With all the gloom surrounding the turkeys, and lots of well meaning advice about turkey breeding habits (mainly from folk who’ve never tried breeding turkeys), I eventually found a couple of nuggets of vital scientific information. The brutal mating procedure is apparently always initiated by the female. The back treading inflicted on the subservient hen is potentially so damaging, that saddles are sometimes fitted to the hen. More commonly, commercial breeds are mated by artificial insemination. And usually once a week for 5 months, partly because turkey semen rarely lasts more than 18 hours outside the male’s body, even with best modern practice for collection and storage.
But one issue which has perplexed us is that our 2 turkeys are still
sitting on eggs, still
playing musical eggs shifting them around between the 2 adjacent nesting depressions, and even still laying eggs
. A good 10 days after the first poult successfully hatched. We’d decided yesterday that we’d better move Bernie the Bronze (the stag) back in with them, since he might be a better predator deterrent than me, and we assumed that by now there was no way that the females could still
be laying fertile eggs.

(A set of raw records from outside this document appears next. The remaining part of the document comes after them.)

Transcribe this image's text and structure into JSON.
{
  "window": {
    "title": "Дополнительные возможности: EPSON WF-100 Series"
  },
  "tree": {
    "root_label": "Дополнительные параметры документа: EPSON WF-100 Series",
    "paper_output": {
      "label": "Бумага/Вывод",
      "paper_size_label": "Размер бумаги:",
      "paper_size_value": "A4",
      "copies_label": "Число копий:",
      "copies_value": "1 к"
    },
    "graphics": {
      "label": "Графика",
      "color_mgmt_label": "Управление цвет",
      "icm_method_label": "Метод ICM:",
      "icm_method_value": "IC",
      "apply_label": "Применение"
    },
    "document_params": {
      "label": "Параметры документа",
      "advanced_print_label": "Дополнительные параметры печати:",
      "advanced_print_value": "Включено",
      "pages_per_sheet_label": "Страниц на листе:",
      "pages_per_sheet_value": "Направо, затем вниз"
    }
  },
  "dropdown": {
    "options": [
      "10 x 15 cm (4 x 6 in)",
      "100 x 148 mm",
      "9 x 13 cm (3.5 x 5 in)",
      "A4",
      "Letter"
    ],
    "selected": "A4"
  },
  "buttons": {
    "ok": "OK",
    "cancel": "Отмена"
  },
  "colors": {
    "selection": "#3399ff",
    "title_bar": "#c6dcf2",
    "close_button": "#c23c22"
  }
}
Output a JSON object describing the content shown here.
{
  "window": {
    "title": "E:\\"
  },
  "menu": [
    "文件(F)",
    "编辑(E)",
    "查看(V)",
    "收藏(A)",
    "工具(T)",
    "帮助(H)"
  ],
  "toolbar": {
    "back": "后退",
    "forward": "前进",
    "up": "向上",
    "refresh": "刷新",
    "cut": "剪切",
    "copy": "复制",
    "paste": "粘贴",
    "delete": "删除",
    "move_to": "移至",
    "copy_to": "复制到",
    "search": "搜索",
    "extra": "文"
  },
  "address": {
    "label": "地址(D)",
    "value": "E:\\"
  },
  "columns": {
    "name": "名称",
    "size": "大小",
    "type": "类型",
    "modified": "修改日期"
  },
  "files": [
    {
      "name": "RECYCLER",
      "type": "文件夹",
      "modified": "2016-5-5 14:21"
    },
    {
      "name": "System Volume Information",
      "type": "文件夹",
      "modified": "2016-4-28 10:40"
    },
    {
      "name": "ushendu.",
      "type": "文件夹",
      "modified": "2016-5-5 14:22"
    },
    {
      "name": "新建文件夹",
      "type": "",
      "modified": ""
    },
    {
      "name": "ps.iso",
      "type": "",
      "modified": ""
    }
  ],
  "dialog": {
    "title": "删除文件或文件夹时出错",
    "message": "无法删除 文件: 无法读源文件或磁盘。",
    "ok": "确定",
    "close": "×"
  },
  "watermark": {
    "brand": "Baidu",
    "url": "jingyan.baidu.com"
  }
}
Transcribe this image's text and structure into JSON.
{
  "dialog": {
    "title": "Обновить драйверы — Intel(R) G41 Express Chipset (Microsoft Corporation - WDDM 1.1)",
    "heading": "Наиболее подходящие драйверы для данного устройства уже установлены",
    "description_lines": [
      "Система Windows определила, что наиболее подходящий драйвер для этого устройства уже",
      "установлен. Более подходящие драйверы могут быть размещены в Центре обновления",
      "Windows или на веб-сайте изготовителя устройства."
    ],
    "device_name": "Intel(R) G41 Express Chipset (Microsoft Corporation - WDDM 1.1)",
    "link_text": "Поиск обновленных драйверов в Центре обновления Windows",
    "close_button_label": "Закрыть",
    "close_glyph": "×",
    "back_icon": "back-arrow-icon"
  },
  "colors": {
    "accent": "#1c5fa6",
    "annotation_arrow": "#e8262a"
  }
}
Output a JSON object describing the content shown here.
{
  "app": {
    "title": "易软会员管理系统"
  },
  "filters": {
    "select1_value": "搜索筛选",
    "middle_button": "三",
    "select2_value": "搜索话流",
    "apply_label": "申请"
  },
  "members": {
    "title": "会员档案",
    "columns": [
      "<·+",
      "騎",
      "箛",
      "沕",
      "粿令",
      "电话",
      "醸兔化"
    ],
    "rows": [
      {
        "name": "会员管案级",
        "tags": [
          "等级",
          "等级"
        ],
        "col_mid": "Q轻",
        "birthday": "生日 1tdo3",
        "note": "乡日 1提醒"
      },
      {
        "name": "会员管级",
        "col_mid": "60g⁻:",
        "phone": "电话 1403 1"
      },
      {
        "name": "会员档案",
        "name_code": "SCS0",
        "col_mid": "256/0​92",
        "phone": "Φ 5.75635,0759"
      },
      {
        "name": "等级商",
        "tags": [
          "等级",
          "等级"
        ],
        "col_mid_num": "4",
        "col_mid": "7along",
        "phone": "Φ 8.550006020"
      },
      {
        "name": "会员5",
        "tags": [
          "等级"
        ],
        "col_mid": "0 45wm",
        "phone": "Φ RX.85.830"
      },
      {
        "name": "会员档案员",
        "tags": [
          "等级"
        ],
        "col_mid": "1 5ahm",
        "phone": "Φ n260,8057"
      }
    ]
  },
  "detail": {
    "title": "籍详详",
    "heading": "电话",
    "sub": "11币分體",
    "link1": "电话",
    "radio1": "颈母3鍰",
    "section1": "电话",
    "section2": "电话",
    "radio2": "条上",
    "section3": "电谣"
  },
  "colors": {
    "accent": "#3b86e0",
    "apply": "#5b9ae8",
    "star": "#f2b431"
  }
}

Firstly, they apparently rarely mate a second time whilst they are incubating eggs, and secondly, I discovered that turkey hens have special semen storage tubules, just off the uterovaginal-oviduct junction. Never mind the only 18 hours viability
of commercially stored turkey semen, or the up to 5 days viability
of human semen once in a woman’s oviduct. Thanks to these special storage ducts, it’s been shown that viable turkey semen are still present in these storage tubules for up to 75 DAYS
after a single mating!
Perhaps this is why turkey stags seem to spend so much of their time displaying – even to their offspring – there might be both an element of frustration, and also wondering whether today just might
end up being his lucky day.
There’s clearly a lot more to these interesting birds than is first apparent. And even if no more poults appear this year, we feel sufficiently encouraged to try again next year, by now better educated and prepared for what to expect from them. Also they’ll have gone through the whole process once before, and perhaps be better able to cope.
In spite of no apple or pear blossom as we head into May, thanks to the still cold winds and this late spring, the sun is shining and all seems well with the world.
Our first Oregon sugar pod mange-tout peas. 29/04/2013. In our compost heated greenhouse. Grown from pre-germinated seed, sown before Christmas.
A serendipitous new planting of Narcissus which already looks stunning. N. “Thalia”, N. “Tresamble” and N. “Merlin”.
Tulipa ‘Flaming Purissima’.